"Doing well with money has little to do with how smart you are and a lot to do with how you behave. And behavior is hard to teach."
I'm sitting at my desk in math class. I'm in middle school, and I'm pretty bored. At the end of class, the teacher asks if I could speak to him for a minute. I am being chosen to take advanced math classes. I've always been good at math, and now it seems my teacher is noticing. I start taking the advanced classes, but it's still not what I would call challenging; it's actually fun. This math stuff just really makes sense to me.
Ten years later, I'm working as a bank teller part-time as I go to college. I'm taking a lot of finance and economics courses. Between my work at the bank and my courses, I'm learning a lot about personal finance. Most of my presentations in front of these classes were about personal finance. It seems like personal finance is just an application of math. I quietly wonder to myself how people can do dumb things with their money. They must know better, I imagine to myself.
Two years later, I have to cut back my hours at the bank because the upper-level classes are pretty intense. I have to supplement my income with credit cards. It's okay, I think to myself, because I will have graduated and moved to Minneapolis in just a few months. I'm going to get a high-paying job, and all my problems will be solved.
Shortly after moving to Minneapolis, I work as a desk jockey helping people peddle subprime mortgages to people who can't afford them. I hate this job. I hate with the company's doing, and I hate my role as a cog in this machine that I don't like. As a result, this job only lasted a few months. Now I find myself unemployed in an expensive city.
By the time I found the job that would eventually launch my career, I have racked up over $25,000 of credit card debt across 15 credit cards. My minimum payments are enough to pay rent at a nice apartment. My interest payments over a year are over $5,000.
I don't quite understand it. Personal finance it's supposed to be about math, and I'm good at math. How do I get into the situation?
This is when I learn that money is not about information, logic, and math; money is about emotions, behavior, and psychology.
Personal Finance Basics Are Simple
It's easy to believe that personal finance and investing are nothing more than a math problem. We think that because the basics are pretty simple. The basics include spending less than you make, saving for the future, and not making any big mistakes.
Because of this seeming simplicity, we believe if we just had more information, a better equation, or more data, we would make better financial decisions. Then we are hard on ourselves when we don't achieve what we set out to do. We might even doubt our intelligence because we couldn't figure out the math problem.

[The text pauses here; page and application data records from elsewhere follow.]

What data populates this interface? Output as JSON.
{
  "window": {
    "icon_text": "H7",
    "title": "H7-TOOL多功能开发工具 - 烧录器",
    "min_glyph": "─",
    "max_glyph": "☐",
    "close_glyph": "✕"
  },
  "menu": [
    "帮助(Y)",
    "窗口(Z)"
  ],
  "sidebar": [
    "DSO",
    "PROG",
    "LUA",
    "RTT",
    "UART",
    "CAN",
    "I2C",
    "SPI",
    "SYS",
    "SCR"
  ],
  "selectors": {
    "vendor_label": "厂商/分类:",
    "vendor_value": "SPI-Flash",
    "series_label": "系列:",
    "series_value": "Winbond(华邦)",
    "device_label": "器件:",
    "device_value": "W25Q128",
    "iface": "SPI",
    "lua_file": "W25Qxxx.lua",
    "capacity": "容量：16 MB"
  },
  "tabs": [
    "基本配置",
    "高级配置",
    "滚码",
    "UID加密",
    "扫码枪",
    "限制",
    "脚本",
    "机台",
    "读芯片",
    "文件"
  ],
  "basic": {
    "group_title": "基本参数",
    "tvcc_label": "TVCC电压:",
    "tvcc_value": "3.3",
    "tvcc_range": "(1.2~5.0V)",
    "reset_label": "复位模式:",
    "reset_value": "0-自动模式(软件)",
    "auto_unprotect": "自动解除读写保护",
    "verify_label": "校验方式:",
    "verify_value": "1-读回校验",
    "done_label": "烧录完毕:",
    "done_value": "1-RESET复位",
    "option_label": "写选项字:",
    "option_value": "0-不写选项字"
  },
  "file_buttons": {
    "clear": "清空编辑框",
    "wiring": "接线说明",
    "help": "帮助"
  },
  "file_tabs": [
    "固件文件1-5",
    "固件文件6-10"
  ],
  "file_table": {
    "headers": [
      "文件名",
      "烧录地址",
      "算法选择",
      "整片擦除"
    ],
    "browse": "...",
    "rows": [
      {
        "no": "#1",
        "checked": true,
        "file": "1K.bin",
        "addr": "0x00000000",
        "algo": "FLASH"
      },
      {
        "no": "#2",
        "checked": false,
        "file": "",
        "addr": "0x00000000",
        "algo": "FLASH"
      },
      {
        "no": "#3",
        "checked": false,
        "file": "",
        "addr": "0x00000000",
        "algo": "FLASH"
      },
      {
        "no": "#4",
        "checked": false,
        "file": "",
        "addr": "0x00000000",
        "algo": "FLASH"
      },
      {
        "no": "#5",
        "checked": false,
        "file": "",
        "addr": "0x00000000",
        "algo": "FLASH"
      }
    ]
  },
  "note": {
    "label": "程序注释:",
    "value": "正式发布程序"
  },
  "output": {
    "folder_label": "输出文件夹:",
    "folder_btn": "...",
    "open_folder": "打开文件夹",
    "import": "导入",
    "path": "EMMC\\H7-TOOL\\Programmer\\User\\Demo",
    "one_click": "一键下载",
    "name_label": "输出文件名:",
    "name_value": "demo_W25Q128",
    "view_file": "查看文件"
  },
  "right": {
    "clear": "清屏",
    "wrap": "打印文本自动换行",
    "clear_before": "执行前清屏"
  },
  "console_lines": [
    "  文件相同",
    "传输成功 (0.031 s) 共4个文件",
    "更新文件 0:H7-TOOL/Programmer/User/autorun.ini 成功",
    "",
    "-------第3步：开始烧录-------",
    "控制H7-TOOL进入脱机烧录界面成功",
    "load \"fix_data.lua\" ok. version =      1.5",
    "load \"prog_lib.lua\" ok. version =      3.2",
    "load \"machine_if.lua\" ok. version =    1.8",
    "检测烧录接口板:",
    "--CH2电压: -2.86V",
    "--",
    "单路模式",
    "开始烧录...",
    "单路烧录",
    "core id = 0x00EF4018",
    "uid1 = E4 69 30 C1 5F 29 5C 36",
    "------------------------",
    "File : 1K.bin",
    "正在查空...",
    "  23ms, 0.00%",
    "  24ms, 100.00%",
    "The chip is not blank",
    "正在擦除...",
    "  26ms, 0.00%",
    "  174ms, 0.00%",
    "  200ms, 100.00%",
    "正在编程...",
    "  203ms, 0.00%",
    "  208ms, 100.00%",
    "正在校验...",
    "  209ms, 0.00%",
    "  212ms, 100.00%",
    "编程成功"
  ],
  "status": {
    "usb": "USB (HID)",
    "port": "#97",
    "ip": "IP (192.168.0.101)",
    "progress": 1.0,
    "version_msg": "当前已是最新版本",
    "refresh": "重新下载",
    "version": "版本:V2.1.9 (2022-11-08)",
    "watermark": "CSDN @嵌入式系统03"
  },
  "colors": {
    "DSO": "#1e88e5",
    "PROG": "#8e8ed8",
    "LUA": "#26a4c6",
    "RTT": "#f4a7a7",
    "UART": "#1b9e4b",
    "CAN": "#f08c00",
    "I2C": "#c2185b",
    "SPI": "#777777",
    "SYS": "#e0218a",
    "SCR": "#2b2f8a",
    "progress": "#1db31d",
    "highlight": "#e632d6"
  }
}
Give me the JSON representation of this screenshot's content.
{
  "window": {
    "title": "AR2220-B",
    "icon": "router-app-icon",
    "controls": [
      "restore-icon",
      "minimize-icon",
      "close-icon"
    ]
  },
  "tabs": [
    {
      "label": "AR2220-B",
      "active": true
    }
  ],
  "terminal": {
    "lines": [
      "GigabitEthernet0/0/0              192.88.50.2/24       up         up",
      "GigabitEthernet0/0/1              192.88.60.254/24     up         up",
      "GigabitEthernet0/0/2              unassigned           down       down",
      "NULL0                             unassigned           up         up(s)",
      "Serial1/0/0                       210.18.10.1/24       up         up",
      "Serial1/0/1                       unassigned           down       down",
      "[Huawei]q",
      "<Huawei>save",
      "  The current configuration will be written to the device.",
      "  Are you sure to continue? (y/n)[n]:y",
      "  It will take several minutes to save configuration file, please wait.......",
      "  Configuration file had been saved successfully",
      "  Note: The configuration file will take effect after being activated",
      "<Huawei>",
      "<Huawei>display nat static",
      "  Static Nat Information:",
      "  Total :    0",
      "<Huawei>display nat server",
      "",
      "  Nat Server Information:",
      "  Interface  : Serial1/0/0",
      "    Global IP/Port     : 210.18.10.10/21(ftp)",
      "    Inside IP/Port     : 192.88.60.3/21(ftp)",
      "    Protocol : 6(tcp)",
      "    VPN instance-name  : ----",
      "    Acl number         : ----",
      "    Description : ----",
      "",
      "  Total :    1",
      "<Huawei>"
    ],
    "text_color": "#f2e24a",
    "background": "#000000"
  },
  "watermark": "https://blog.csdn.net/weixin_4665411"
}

Just because something is simple does not mean it's easy.
Simple Is Not the Same as Easy
There is a difference between something being simple and something being easy. Some things can be both simple and easy, like mowing your grass. Some things are neither simple nor easy, like rocket science, for example.
Simplicity is about concepts and rules. The opposite of simplicity is complexity. Easy is about a low level of difficulty. The opposite of easy is hard, or difficult.
Personal finance and investing fall into the camp of simple because the concepts are pretty straightforward.
Money does not fall into the camp of easy, however, because money is emotional.
Money Is Emotional
Something being easy refers to how difficult it is to actually do. Unfortunately, personal finance is not easy. Money is not a math problem; money is a psychology problem. It's about managing our emotions and our behaviors. That's hard to teach, learn, and implement.
You can think about personal finance as having two sides. The first side is the exterior side. This is what most of us think about when we think about money. This is the mechanics, strategies, and tactics that we try to implement. Exterior finance is where you find math. The other side is the interior side of money. Interior finance is where we find our emotions, feelings, and motivation. All the exterior financial knowledge in the world won't help us if we are unable or unwilling to implement that knowledge.
The first thing to realize after learning money is emotional is that money is hard for everybody. There are a lot of negative emotions attached to money, including guilt, shame, envy, anxiety, fear, and regret. You've heard of some of these concepts before, but perhaps maybe not in contacts. Envy is the driving force behind our attempts to keep up with the Joneses. Fear is what's behind FOMO, or the fear of missing out.
These and many other emotions are tied to all of our financial behaviors and decisions. We will do a lot to avoid negative emotions. One antidote to learning how to better accept negative emotions is mindfulness. When we learn how to accept our emotions without judgment, we can better manage them.
Most of what we do with our money makes no logical sense to an outside observer. However, if you understand the emotional state of the person making the decision, or the money script that is driving these decisions, every decision makes perfect sense.
Stages of Change
If you are anything like me, you think that people naturally want to get better and will do anything possible to better their lives. It follows, then, that if people aren't better, then they simply don't have enough information. Once the information comes, the change will happen. That's tempting to think, but that's not how we are wired.